--- Information Enclosed Below ---
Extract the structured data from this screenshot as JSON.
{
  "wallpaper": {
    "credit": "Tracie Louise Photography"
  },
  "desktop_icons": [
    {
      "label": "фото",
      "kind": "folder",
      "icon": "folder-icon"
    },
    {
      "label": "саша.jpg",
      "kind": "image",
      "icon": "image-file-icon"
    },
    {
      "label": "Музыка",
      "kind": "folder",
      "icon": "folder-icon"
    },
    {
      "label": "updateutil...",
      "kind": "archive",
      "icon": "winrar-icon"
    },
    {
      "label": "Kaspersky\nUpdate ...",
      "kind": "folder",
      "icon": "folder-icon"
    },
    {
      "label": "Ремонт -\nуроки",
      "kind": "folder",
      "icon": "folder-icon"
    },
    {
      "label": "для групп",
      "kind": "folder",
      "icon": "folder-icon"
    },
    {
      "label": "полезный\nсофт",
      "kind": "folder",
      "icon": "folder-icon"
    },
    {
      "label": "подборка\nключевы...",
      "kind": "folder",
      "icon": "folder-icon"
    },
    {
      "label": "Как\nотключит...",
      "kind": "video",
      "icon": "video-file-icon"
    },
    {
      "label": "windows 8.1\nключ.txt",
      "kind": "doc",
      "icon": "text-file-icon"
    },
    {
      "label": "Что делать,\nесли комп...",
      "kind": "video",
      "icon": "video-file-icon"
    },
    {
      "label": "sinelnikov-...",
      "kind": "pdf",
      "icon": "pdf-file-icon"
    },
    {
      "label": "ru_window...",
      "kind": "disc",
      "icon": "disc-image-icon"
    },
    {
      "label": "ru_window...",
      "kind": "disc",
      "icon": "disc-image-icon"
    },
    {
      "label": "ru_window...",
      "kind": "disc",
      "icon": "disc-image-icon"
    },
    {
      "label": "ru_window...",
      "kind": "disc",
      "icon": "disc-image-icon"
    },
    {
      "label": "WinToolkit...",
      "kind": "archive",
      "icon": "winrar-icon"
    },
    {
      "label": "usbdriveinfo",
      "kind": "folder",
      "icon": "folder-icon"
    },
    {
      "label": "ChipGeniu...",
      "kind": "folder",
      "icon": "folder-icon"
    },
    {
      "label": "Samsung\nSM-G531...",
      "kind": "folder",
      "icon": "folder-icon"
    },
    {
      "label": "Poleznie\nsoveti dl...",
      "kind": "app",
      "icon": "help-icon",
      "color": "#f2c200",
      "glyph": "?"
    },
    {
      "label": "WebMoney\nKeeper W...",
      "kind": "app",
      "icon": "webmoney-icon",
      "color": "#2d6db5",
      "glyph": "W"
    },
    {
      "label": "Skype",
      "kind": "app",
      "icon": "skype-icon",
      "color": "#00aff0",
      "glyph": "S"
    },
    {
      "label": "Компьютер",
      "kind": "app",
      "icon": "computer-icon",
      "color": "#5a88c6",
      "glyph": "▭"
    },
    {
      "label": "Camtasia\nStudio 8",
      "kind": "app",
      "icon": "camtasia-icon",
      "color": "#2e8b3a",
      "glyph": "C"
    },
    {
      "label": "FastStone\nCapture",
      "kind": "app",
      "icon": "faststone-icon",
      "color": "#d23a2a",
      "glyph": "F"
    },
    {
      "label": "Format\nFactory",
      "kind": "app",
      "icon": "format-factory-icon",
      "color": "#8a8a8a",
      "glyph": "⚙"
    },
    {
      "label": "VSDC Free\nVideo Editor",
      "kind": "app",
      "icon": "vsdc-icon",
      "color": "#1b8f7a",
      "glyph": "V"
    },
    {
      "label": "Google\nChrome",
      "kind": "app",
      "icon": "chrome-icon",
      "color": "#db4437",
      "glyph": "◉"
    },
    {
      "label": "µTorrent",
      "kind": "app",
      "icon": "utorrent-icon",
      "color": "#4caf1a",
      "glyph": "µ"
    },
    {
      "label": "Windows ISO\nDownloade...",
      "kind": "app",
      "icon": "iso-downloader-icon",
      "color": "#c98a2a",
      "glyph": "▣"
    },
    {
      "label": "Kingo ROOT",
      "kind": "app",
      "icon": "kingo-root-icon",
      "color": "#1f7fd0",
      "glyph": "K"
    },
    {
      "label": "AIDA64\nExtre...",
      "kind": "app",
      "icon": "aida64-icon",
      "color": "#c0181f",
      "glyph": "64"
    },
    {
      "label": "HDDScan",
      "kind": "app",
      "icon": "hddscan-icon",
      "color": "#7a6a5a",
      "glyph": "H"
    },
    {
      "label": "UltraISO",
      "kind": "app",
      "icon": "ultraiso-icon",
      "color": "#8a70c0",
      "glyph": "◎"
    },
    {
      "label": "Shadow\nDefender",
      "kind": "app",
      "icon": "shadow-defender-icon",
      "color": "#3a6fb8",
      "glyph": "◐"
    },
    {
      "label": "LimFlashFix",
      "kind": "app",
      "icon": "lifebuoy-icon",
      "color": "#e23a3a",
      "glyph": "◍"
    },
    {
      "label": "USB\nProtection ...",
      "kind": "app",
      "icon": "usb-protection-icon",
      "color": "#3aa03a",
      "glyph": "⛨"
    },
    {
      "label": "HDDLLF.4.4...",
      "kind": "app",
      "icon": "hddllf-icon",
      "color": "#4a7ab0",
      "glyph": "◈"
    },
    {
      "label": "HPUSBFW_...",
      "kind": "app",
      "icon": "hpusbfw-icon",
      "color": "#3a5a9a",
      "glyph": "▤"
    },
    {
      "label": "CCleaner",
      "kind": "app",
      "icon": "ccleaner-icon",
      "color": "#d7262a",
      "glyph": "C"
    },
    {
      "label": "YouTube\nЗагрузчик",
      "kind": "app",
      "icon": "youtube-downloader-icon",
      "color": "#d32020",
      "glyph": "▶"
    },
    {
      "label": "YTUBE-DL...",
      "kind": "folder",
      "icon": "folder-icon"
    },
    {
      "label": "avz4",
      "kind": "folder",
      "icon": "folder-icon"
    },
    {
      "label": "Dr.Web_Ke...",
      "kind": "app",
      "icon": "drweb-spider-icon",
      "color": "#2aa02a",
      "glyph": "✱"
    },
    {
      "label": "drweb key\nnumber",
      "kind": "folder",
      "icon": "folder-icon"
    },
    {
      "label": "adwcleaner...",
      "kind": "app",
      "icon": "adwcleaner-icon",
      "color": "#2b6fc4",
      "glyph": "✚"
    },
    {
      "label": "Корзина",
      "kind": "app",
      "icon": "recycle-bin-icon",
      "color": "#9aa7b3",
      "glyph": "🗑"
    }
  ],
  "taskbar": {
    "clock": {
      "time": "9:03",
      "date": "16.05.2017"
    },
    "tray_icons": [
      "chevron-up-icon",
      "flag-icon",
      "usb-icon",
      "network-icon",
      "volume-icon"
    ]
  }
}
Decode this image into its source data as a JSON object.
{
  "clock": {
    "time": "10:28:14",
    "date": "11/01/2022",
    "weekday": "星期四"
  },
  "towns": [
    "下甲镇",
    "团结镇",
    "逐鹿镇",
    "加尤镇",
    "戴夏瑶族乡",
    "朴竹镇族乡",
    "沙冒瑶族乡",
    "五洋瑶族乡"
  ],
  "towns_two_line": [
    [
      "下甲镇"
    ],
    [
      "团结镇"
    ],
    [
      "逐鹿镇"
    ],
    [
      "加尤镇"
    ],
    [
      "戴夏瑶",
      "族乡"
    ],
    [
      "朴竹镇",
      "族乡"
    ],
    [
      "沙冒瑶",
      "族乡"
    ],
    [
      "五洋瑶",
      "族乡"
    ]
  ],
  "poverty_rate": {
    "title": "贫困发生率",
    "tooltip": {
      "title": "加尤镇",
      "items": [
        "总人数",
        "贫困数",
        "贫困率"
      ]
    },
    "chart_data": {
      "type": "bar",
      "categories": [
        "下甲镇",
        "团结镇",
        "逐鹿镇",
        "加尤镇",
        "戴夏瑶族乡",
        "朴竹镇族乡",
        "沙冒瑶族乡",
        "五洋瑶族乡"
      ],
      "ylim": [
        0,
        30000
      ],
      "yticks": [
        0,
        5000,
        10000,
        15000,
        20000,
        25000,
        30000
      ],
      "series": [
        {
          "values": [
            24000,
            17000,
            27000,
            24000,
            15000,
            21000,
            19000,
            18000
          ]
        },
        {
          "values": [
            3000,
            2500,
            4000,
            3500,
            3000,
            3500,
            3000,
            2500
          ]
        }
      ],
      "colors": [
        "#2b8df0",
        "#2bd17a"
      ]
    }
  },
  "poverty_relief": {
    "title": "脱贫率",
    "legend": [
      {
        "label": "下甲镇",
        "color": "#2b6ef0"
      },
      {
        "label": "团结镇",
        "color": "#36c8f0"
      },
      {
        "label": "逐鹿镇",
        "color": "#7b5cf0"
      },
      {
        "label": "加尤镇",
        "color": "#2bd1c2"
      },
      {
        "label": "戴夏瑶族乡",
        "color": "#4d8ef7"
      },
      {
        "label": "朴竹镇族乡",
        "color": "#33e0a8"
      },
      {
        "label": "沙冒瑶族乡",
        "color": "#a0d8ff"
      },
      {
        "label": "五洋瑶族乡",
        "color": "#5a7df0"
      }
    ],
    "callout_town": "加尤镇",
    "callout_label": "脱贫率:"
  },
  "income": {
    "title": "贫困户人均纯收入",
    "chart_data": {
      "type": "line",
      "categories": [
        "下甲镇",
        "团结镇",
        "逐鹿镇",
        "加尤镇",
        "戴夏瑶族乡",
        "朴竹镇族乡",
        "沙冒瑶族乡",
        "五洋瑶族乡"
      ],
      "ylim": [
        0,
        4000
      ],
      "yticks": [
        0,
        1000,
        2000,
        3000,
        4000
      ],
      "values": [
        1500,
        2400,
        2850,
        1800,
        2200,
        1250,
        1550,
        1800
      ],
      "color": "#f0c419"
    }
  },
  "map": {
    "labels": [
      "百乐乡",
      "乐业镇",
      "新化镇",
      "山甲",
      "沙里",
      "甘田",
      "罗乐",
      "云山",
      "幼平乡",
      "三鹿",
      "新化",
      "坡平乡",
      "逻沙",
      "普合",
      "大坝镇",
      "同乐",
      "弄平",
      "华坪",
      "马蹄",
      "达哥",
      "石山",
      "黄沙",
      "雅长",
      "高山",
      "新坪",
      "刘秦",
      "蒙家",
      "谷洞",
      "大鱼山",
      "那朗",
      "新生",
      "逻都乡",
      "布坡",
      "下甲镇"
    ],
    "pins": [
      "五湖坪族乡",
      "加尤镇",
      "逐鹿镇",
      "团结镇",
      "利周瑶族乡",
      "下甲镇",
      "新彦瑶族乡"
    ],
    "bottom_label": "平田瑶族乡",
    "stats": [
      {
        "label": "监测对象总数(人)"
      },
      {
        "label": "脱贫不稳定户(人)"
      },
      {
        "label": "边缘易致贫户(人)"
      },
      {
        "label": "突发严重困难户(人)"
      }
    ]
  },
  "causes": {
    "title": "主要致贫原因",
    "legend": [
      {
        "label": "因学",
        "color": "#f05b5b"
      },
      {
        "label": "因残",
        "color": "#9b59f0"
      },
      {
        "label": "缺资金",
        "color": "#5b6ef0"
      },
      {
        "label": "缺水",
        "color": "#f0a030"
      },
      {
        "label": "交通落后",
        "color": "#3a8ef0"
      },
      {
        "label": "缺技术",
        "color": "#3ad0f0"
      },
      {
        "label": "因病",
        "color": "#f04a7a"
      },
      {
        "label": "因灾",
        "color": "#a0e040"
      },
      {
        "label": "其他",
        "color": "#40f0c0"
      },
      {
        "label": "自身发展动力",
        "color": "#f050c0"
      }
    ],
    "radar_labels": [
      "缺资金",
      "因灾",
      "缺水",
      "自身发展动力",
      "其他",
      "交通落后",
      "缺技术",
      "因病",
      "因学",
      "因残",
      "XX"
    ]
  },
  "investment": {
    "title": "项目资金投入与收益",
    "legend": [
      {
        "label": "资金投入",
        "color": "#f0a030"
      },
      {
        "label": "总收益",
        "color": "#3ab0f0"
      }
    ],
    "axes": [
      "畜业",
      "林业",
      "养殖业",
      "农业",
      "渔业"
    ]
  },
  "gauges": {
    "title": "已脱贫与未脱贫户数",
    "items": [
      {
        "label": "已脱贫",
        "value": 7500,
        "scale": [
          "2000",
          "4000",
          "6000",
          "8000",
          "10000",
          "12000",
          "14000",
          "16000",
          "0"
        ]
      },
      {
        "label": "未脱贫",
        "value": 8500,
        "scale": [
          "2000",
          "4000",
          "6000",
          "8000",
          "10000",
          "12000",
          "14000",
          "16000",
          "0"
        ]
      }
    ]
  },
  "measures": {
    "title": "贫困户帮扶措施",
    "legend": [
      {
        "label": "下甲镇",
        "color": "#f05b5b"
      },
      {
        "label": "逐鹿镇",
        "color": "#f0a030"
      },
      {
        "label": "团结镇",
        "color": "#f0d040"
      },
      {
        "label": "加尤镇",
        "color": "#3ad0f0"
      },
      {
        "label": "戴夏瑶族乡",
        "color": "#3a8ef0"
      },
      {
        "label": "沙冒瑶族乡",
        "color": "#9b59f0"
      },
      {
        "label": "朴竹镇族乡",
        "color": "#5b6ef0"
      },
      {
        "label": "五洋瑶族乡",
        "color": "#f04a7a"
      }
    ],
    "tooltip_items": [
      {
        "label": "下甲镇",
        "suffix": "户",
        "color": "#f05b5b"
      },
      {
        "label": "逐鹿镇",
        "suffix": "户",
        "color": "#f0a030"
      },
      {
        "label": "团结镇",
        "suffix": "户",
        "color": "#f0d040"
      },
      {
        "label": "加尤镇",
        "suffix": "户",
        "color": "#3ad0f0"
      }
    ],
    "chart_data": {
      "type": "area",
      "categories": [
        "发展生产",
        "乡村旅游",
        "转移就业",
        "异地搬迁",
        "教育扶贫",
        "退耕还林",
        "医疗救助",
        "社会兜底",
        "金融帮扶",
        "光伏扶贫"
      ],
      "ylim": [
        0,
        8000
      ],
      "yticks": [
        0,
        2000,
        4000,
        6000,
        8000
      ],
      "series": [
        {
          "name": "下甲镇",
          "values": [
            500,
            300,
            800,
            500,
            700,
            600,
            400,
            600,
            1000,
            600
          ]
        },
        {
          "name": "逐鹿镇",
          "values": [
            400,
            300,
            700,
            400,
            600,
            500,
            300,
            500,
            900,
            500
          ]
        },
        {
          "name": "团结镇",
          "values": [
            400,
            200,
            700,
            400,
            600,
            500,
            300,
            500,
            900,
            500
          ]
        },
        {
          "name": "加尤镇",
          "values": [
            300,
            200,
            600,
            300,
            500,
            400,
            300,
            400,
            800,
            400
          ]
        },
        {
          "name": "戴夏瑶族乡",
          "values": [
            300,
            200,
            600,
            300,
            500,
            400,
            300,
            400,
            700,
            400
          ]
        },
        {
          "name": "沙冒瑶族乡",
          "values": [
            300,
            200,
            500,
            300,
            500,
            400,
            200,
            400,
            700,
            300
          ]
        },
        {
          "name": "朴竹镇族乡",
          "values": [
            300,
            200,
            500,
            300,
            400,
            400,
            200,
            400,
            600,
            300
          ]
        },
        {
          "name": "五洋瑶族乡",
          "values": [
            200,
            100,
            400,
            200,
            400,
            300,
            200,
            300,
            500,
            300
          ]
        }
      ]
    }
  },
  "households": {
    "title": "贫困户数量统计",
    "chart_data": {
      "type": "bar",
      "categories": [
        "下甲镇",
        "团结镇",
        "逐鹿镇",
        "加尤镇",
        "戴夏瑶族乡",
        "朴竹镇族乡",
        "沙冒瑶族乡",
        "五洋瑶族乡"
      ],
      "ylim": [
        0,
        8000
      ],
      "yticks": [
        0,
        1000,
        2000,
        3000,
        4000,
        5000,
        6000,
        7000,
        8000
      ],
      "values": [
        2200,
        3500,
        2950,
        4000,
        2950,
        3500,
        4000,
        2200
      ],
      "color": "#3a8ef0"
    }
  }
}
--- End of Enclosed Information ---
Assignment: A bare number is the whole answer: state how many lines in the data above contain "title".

Exercise result: 9